Records contained in a dataset:
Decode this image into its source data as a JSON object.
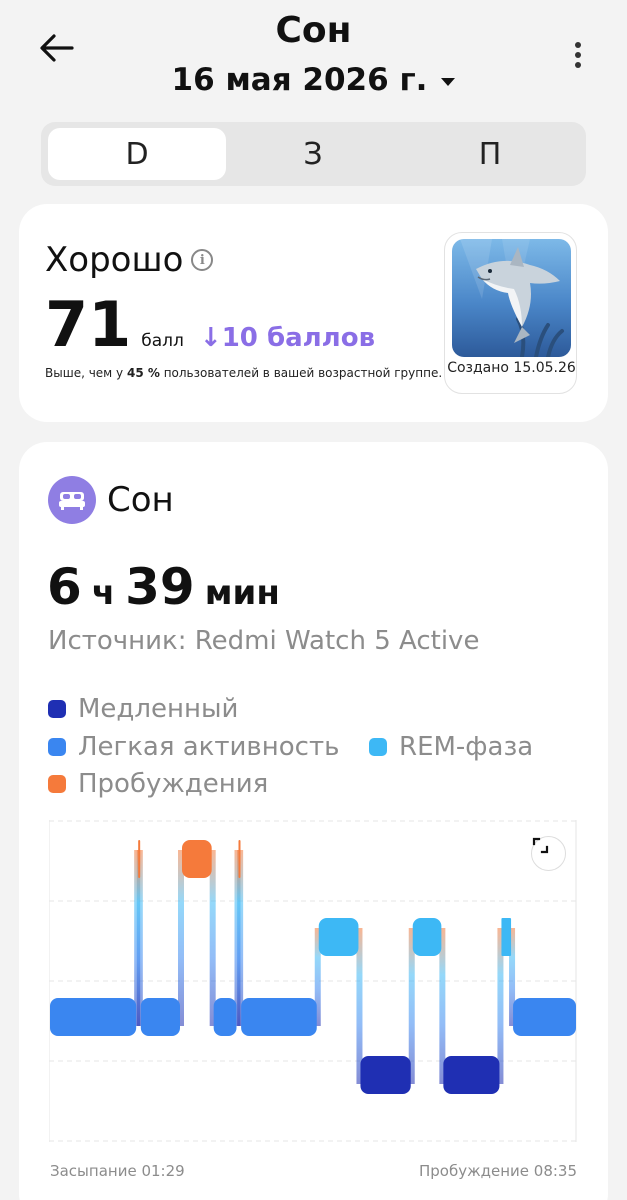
{
  "header": {
    "title": "Сон",
    "date": "16 мая 2026 г."
  },
  "tabs": [
    {
      "label": "D",
      "active": true
    },
    {
      "label": "З",
      "active": false
    },
    {
      "label": "П",
      "active": false
    }
  ],
  "score": {
    "label": "Хорошо",
    "value": "71",
    "unit": "балл",
    "delta": "↓10 баллов",
    "note_prefix": "Выше, чем у ",
    "note_percent": "45 %",
    "note_suffix": " пользователей в вашей возрастной группе.",
    "badge_caption": "Создано 15.05.26"
  },
  "sleep": {
    "title": "Сон",
    "duration_hours": "6",
    "duration_h_unit": "ч",
    "duration_minutes": "39",
    "duration_m_unit": "мин",
    "source": "Источник: Redmi Watch 5 Active",
    "legend": [
      {
        "label": "Медленный",
        "color": "#1f2fb3"
      },
      {
        "label": "Легкая активность",
        "color": "#3a86f0"
      },
      {
        "label": "REM-фаза",
        "color": "#3db8f5"
      },
      {
        "label": "Пробуждения",
        "color": "#f57a3b"
      }
    ],
    "start_label": "Засыпание 01:29",
    "end_label": "Пробуждение 08:35"
  },
  "chart_data": {
    "type": "bar",
    "stage_order": [
      "Пробуждения",
      "REM-фаза",
      "Легкая активность",
      "Медленный"
    ],
    "segments": [
      {
        "stage": "Легкая активность",
        "start_frac": 0.0,
        "end_frac": 0.167
      },
      {
        "stage": "Пробуждения",
        "start_frac": 0.167,
        "end_frac": 0.172
      },
      {
        "stage": "Легкая активность",
        "start_frac": 0.172,
        "end_frac": 0.25
      },
      {
        "stage": "Пробуждения",
        "start_frac": 0.25,
        "end_frac": 0.31
      },
      {
        "stage": "Легкая активность",
        "start_frac": 0.31,
        "end_frac": 0.357
      },
      {
        "stage": "Пробуждения",
        "start_frac": 0.357,
        "end_frac": 0.362
      },
      {
        "stage": "Легкая активность",
        "start_frac": 0.362,
        "end_frac": 0.509
      },
      {
        "stage": "REM-фаза",
        "start_frac": 0.509,
        "end_frac": 0.588
      },
      {
        "stage": "Медленный",
        "start_frac": 0.588,
        "end_frac": 0.687
      },
      {
        "stage": "REM-фаза",
        "start_frac": 0.687,
        "end_frac": 0.745
      },
      {
        "stage": "Медленный",
        "start_frac": 0.745,
        "end_frac": 0.855
      },
      {
        "stage": "REM-фаза",
        "start_frac": 0.855,
        "end_frac": 0.877
      },
      {
        "stage": "Легкая активность",
        "start_frac": 0.877,
        "end_frac": 1.0
      }
    ]
  }
}
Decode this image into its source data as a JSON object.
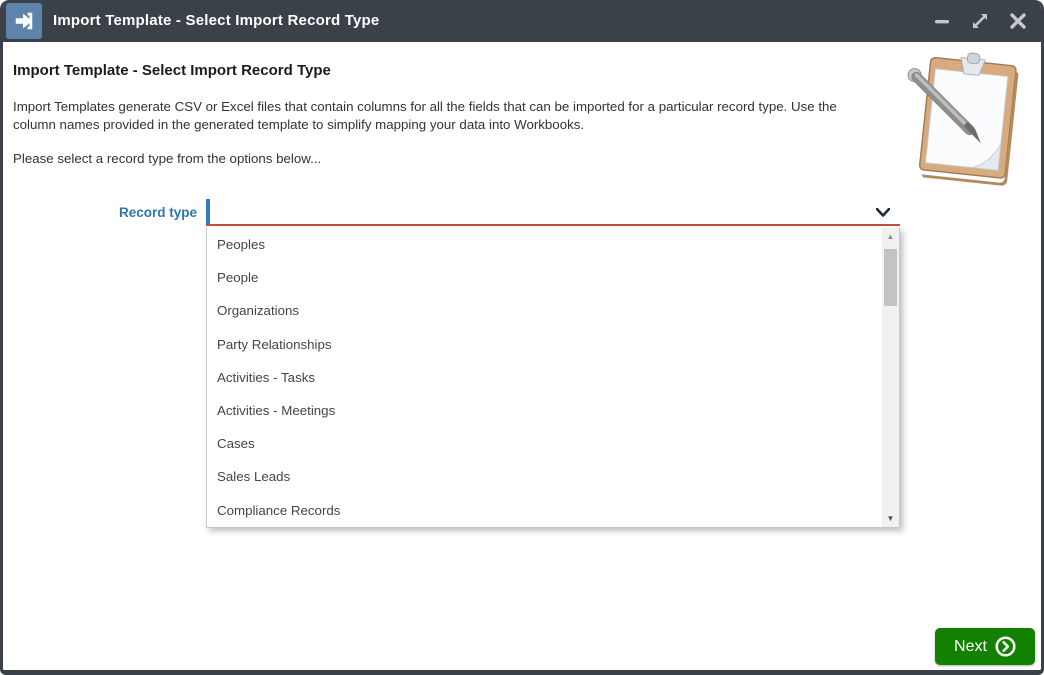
{
  "window": {
    "title": "Import Template - Select Import Record Type"
  },
  "header": {
    "title": "Import Template - Select Import Record Type"
  },
  "intro": {
    "paragraph1": "Import Templates generate CSV or Excel files that contain columns for all the fields that can be imported for a particular record type. Use the column names provided in the generated template to simplify mapping your data into Workbooks.",
    "paragraph2": "Please select a record type from the options below..."
  },
  "form": {
    "record_type_label": "Record type",
    "record_type_value": "",
    "options": [
      "Peoples",
      "People",
      "Organizations",
      "Party Relationships",
      "Activities - Tasks",
      "Activities - Meetings",
      "Cases",
      "Sales Leads",
      "Compliance Records"
    ]
  },
  "footer": {
    "next_label": "Next"
  },
  "icons": {
    "app": "import-icon",
    "controls": [
      "minimize-icon",
      "maximize-icon",
      "close-icon"
    ],
    "combo": "chevron-down-icon",
    "next": "circled-chevron-right-icon",
    "illustration": "clipboard-with-pen"
  },
  "colors": {
    "titlebar": "#3a4149",
    "app_icon_bg": "#5e84ac",
    "label_blue": "#2d77ad",
    "required_red": "#c14f3c",
    "next_green": "#138100",
    "caret_blue": "#2d7bc0"
  }
}
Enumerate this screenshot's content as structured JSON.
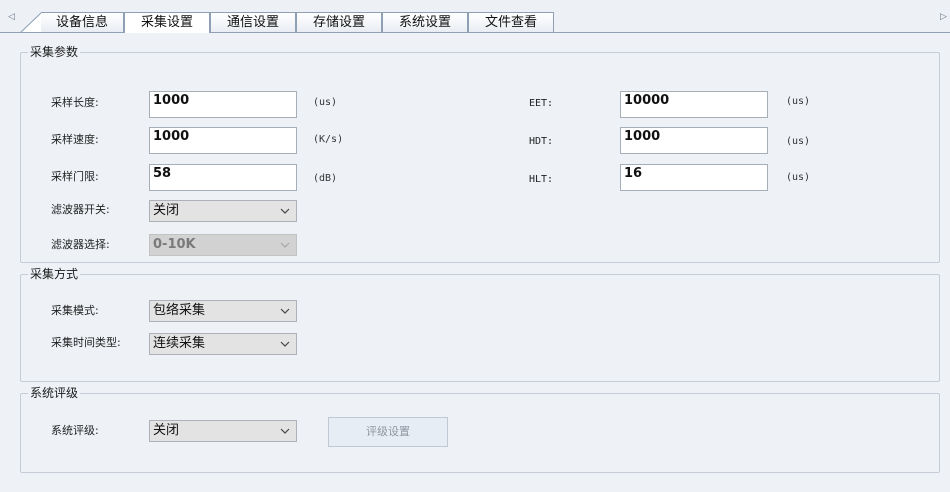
{
  "tabs": [
    {
      "label": "设备信息",
      "active": false
    },
    {
      "label": "采集设置",
      "active": true
    },
    {
      "label": "通信设置",
      "active": false
    },
    {
      "label": "存储设置",
      "active": false
    },
    {
      "label": "系统设置",
      "active": false
    },
    {
      "label": "文件查看",
      "active": false
    }
  ],
  "nav": {
    "left": "◁",
    "right": "▷"
  },
  "acquisition_params": {
    "title": "采集参数",
    "sample_length": {
      "label": "采样长度:",
      "value": "1000",
      "unit": "(us)"
    },
    "sample_speed": {
      "label": "采样速度:",
      "value": "1000",
      "unit": "(K/s)"
    },
    "sample_threshold": {
      "label": "采样门限:",
      "value": "58",
      "unit": "(dB)"
    },
    "filter_switch": {
      "label": "滤波器开关:",
      "value": "关闭"
    },
    "filter_select": {
      "label": "滤波器选择:",
      "value": "0-10K"
    },
    "eet": {
      "label": "EET:",
      "value": "10000",
      "unit": "(us)"
    },
    "hdt": {
      "label": "HDT:",
      "value": "1000",
      "unit": "(us)"
    },
    "hlt": {
      "label": "HLT:",
      "value": "16",
      "unit": "(us)"
    }
  },
  "acquisition_mode": {
    "title": "采集方式",
    "mode": {
      "label": "采集模式:",
      "value": "包络采集"
    },
    "time_type": {
      "label": "采集时间类型:",
      "value": "连续采集"
    }
  },
  "system_rating": {
    "title": "系统评级",
    "rating": {
      "label": "系统评级:",
      "value": "关闭"
    },
    "settings_button": "评级设置"
  },
  "colors": {
    "background": "#eef2f7",
    "border": "#c5ccd6",
    "tab_border": "#8fa0b4"
  }
}
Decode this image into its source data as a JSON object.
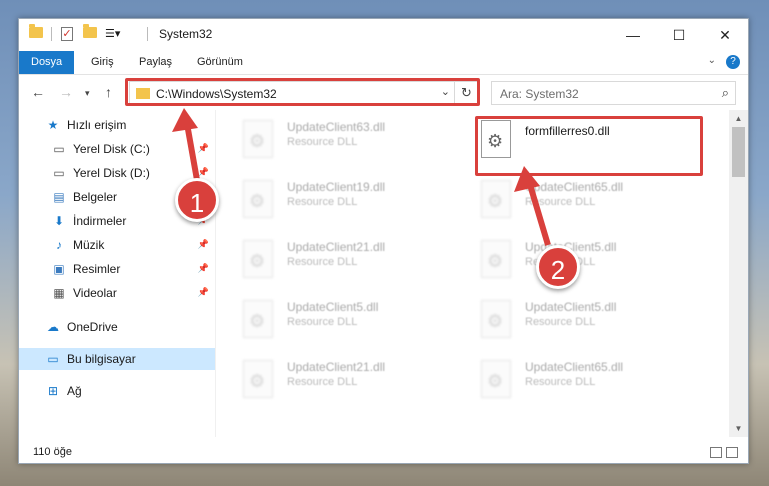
{
  "window": {
    "title": "System32",
    "controls": {
      "minimize": "—",
      "maximize": "☐",
      "close": "✕"
    }
  },
  "ribbon": {
    "tabs": [
      "Dosya",
      "Giriş",
      "Paylaş",
      "Görünüm"
    ]
  },
  "navigation": {
    "address": "C:\\Windows\\System32",
    "search_placeholder": "Ara: System32"
  },
  "sidebar": {
    "items": [
      {
        "label": "Hızlı erişim",
        "icon": "star-icon"
      },
      {
        "label": "Yerel Disk (C:)",
        "icon": "drive-icon"
      },
      {
        "label": "Yerel Disk (D:)",
        "icon": "drive-icon"
      },
      {
        "label": "Belgeler",
        "icon": "documents-icon"
      },
      {
        "label": "İndirmeler",
        "icon": "download-icon"
      },
      {
        "label": "Müzik",
        "icon": "music-icon"
      },
      {
        "label": "Resimler",
        "icon": "pictures-icon"
      },
      {
        "label": "Videolar",
        "icon": "video-icon"
      },
      {
        "label": "OneDrive",
        "icon": "cloud-icon"
      },
      {
        "label": "Bu bilgisayar",
        "icon": "computer-icon"
      },
      {
        "label": "Ağ",
        "icon": "network-icon"
      }
    ]
  },
  "files": [
    {
      "name": "UpdateClient63.dll",
      "desc": "Resource DLL"
    },
    {
      "name": "formfillerres0.dll",
      "desc": ""
    },
    {
      "name": "UpdateClient19.dll",
      "desc": "Resource DLL"
    },
    {
      "name": "UpdateClient65.dll",
      "desc": "Resource DLL"
    },
    {
      "name": "UpdateClient21.dll",
      "desc": "Resource DLL"
    },
    {
      "name": "UpdateClient5.dll",
      "desc": "Resource DLL"
    },
    {
      "name": "UpdateClient5.dll",
      "desc": "Resource DLL"
    },
    {
      "name": "UpdateClient5.dll",
      "desc": "Resource DLL"
    },
    {
      "name": "UpdateClient21.dll",
      "desc": "Resource DLL"
    },
    {
      "name": "UpdateClient65.dll",
      "desc": "Resource DLL"
    }
  ],
  "status": {
    "count": "110 öğe"
  },
  "annotations": {
    "step1": "1",
    "step2": "2",
    "color": "#d9403c"
  }
}
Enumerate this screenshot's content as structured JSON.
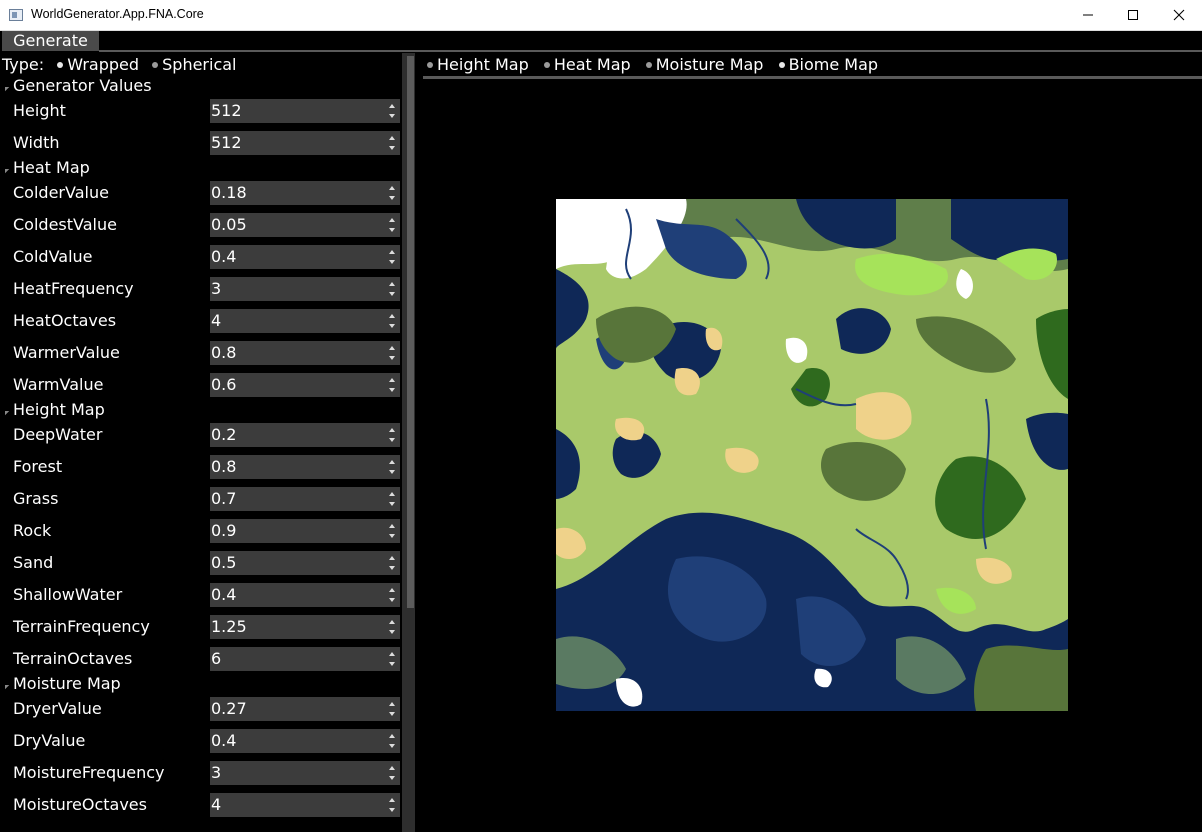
{
  "window": {
    "title": "WorldGenerator.App.FNA.Core",
    "controls": [
      "minimize-icon",
      "maximize-icon",
      "close-icon"
    ]
  },
  "menu": {
    "generate_label": "Generate"
  },
  "type_selector": {
    "label": "Type:",
    "options": [
      "Wrapped",
      "Spherical"
    ],
    "selected": "Wrapped"
  },
  "sections": {
    "generator": {
      "title": "Generator Values",
      "properties": [
        {
          "label": "Height",
          "value": "512"
        },
        {
          "label": "Width",
          "value": "512"
        }
      ]
    },
    "heat": {
      "title": "Heat Map",
      "properties": [
        {
          "label": "ColderValue",
          "value": "0.18"
        },
        {
          "label": "ColdestValue",
          "value": "0.05"
        },
        {
          "label": "ColdValue",
          "value": "0.4"
        },
        {
          "label": "HeatFrequency",
          "value": "3"
        },
        {
          "label": "HeatOctaves",
          "value": "4"
        },
        {
          "label": "WarmerValue",
          "value": "0.8"
        },
        {
          "label": "WarmValue",
          "value": "0.6"
        }
      ]
    },
    "height": {
      "title": "Height Map",
      "properties": [
        {
          "label": "DeepWater",
          "value": "0.2"
        },
        {
          "label": "Forest",
          "value": "0.8"
        },
        {
          "label": "Grass",
          "value": "0.7"
        },
        {
          "label": "Rock",
          "value": "0.9"
        },
        {
          "label": "Sand",
          "value": "0.5"
        },
        {
          "label": "ShallowWater",
          "value": "0.4"
        },
        {
          "label": "TerrainFrequency",
          "value": "1.25"
        },
        {
          "label": "TerrainOctaves",
          "value": "6"
        }
      ]
    },
    "moisture": {
      "title": "Moisture Map",
      "properties": [
        {
          "label": "DryerValue",
          "value": "0.27"
        },
        {
          "label": "DryValue",
          "value": "0.4"
        },
        {
          "label": "MoistureFrequency",
          "value": "3"
        },
        {
          "label": "MoistureOctaves",
          "value": "4"
        }
      ]
    }
  },
  "map_tabs": {
    "options": [
      "Height Map",
      "Heat Map",
      "Moisture Map",
      "Biome Map"
    ],
    "selected": "Biome Map"
  },
  "colors": {
    "deep_water": "#0f2857",
    "shallow_water": "#1f3f78",
    "grassland": "#a9c96a",
    "light_grass": "#bcd47d",
    "forest": "#58753a",
    "dense_forest": "#2f6a1e",
    "desert": "#efd28a",
    "tundra": "#5a7a62",
    "snow": "#ffffff",
    "bright_grass": "#a6e35a"
  }
}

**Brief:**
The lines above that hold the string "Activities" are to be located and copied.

**Response for this exercise:**
      "Activities - Tasks",
      "Activities - Meetings",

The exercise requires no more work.